The external and internal roll cage is from Safety Devices. An Ashcroft Centre Console , designed for the auto transmission on the NAS Defender, sits between the front seats. New floor boards are covered with purposeful rubber matting from a TD5 Defender. The dash is also from a TD5, and is fitted with Webasto air conditioning, a bluetooth compatible head unit, and a Dakota Digital CAN bus driven gauge cluster. The cluster can read engine coolant temp, oil temp, air intake temp and trans temp. The head unit powers Focal front and rear speakers, tweeters, and there is a powered 8” subwoofer in the passenger seat box. The front windows are electric, and the rear are roll-up. A Lokar electronic accelerator pedal is fitted (the electronic unit has the added benefit of creating additional room in the pedal box), and a Speartech wiring harness communicates between it all.

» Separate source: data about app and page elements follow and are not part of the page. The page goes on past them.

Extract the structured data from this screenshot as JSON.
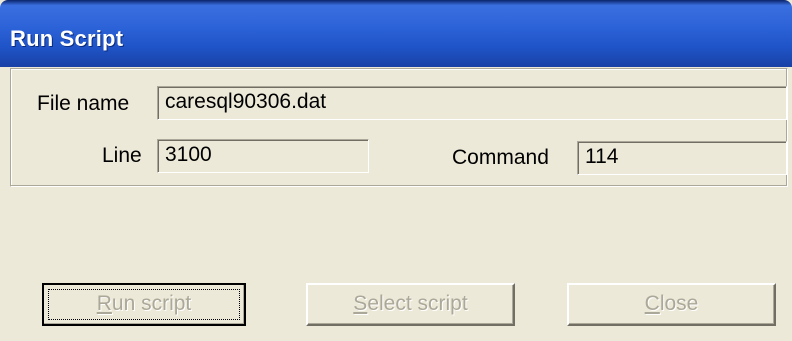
{
  "window": {
    "title": "Run Script"
  },
  "fields": {
    "file_name": {
      "label": "File name",
      "value": "caresql90306.dat"
    },
    "line": {
      "label": "Line",
      "value": "3100"
    },
    "command": {
      "label": "Command",
      "value": "114"
    }
  },
  "buttons": {
    "run_script": {
      "accel": "R",
      "rest": "un script",
      "enabled": false
    },
    "select_script": {
      "accel": "S",
      "rest": "elect script",
      "enabled": false
    },
    "close": {
      "accel": "C",
      "rest": "lose",
      "enabled": false
    }
  },
  "colors": {
    "titlebar": "#2d63d8",
    "dialog_bg": "#ece9d8",
    "disabled_text": "#aca899"
  }
}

But it’s not just the show, there’s also plenty of go. That Speartech harness connects the controls inside to the Heartbeat of America, a 5.3L GM “LS” V8. This one is a Gen IV LC9 aluminum block and head out of a 2013 Silverado, along with the matching 6L80 6 speed automatic transmission. The motor and trans were coupled to the chassis and other drivetrain components using RW Engineering’s LS conversion components. Drivetrain install also included a new exhaust with California compliant Y pipe and catalytic converters. The transmission is selected through a Lokar Sport Shifter with tap shifting capability (not presently hooked up). The transmission runs to the wheels through a center locking differential, and a rebuilt 2 speed Ashcroft LT230 transfer case with the 1.2 gear set. The transfer case runs power out through Tom Wood’s double cardan drive shafts, front and rear. The rear is fitted with a Truetrac limited slip diff. And finally, the power runs to the ground through wheels from Stockton Wheel (7.5x16) with custom offsets, and BF Goodrich All-Terrain T/A KO2s in 285/75 16. The KO2s are one of the few robust off road capable tires that also feature the three peaked snow rating, and perform admirably on pavement.
The tires are a fitting way to finish off what may be the best Defender 110 build we've ever seen.
See the gallery below for detailed pictures, including pictures during the restoration. Note that a custom shift boot was added over the gear selector after the bulk of the gallery pictures were taken. Shots of the new shifter boot can been seen at the end of the gallery.